Tens of thousands of steel workers in western Germany will get a 6.5-percent pay hike this year - the biggest jump in three decades - in a settlement that could set the tone for industry as inflation soars.

German steelworkers agree 6.5 percent pay hike after strike

The agreed increase would come into effect “from August 1st”, the IG Metall union in the region of North Rhine-Westphalia said in a statement Wednesday.

The 68,000 steelworkers in the industrial region would also receive a one-off payment of 500 euros for the months of June and July, the union said.

The outcome of the negotiations was “the biggest increase in wages in the steel industry in percentage terms in 30 years,” said IG Metall boss, Joerg Hofmann.

Germany’s largest union, IG Metall launched a strike action at steelworks in the west in May after management failed to meet its demands for an 8.2 percent pay increase.

On Thursday at the peak of the movement, around 16,000 workers across 50 firms downed tools, the union said.

READ ALSO: Should foreign workers join a German union?

“Rising inflation” and the “good economic situation” of the steel industry were the basis for IG Metall’s demands.

Consumer prices rose at a 7.9-percent rate in Germany in May, a record for the country since reunification in 1990 driven by the outbreak of the war in Ukraine.

The smaller number of steelworkers in the east of Germany, who are also seeking an 8.2 percent pay boost, have yet to reach their own agreement.

Negotiations are currently taking place in a number of sectors.

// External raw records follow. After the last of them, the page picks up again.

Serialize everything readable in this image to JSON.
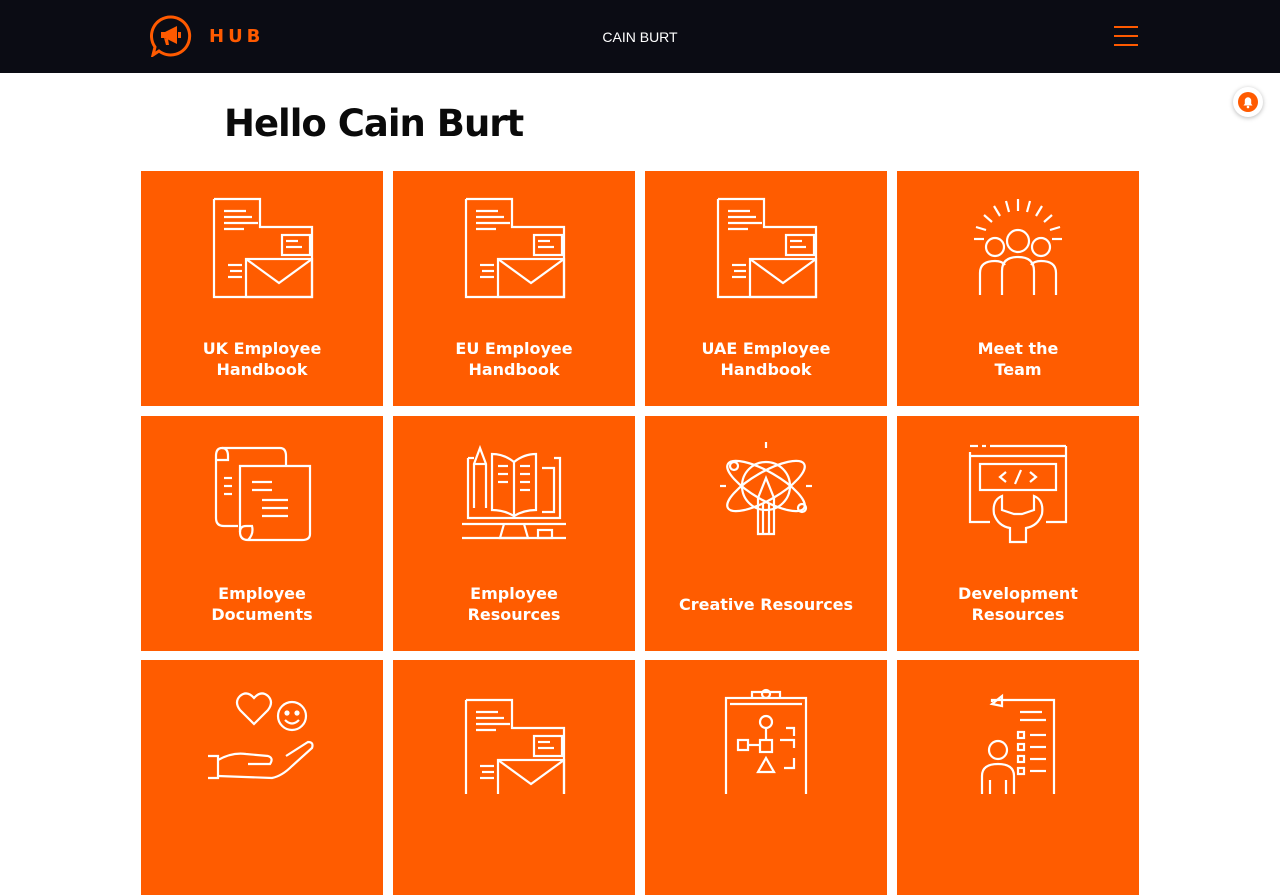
{
  "header": {
    "brand": "HUB",
    "user_name": "CAIN BURT",
    "logo_icon": "megaphone-chat-icon",
    "menu_icon": "hamburger-menu-icon",
    "accent_color": "#ff5a00",
    "background_color": "#0b0c14"
  },
  "notification": {
    "icon": "bell-icon"
  },
  "main": {
    "greeting": "Hello Cain Burt",
    "tile_color": "#ff5c00",
    "tiles": [
      {
        "line1": "UK Employee",
        "line2": "Handbook",
        "icon": "handbook-letter-icon"
      },
      {
        "line1": "EU Employee",
        "line2": "Handbook",
        "icon": "handbook-letter-icon"
      },
      {
        "line1": "UAE Employee",
        "line2": "Handbook",
        "icon": "handbook-letter-icon"
      },
      {
        "line1": "Meet the",
        "line2": "Team",
        "icon": "team-people-icon"
      },
      {
        "line1": "Employee",
        "line2": "Documents",
        "icon": "scroll-document-icon"
      },
      {
        "line1": "Employee",
        "line2": "Resources",
        "icon": "book-computer-icon"
      },
      {
        "line1": "Creative Resources",
        "line2": "",
        "icon": "atom-pencil-icon"
      },
      {
        "line1": "Development",
        "line2": "Resources",
        "icon": "code-wrench-icon"
      },
      {
        "line1": "",
        "line2": "",
        "icon": "hand-heart-smile-icon"
      },
      {
        "line1": "",
        "line2": "",
        "icon": "handbook-letter-icon"
      },
      {
        "line1": "",
        "line2": "",
        "icon": "clipboard-flowchart-icon"
      },
      {
        "line1": "",
        "line2": "",
        "icon": "person-checklist-icon"
      }
    ]
  }
}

In the textile industry, 12,000 workers in the east of Germany sealed a 5.6 percent pay increase at the beginning of May.

Meanwhile, negotiations covering the auto industry, and mechanical and electrical engineering will begin in November.

Despite the agreed rise the onus was still on government to relieve the pressure on workers form rising prices “in the coming months”, IG Metall boss Hofmann said.

Significant wage demands have prompted concerns of a wage-price spiral, where rising pay sustains higher inflation.

The European Central Bank last week said it would raise its interest rates for the first time in over a decade this July as it seeks to stamp out price rises.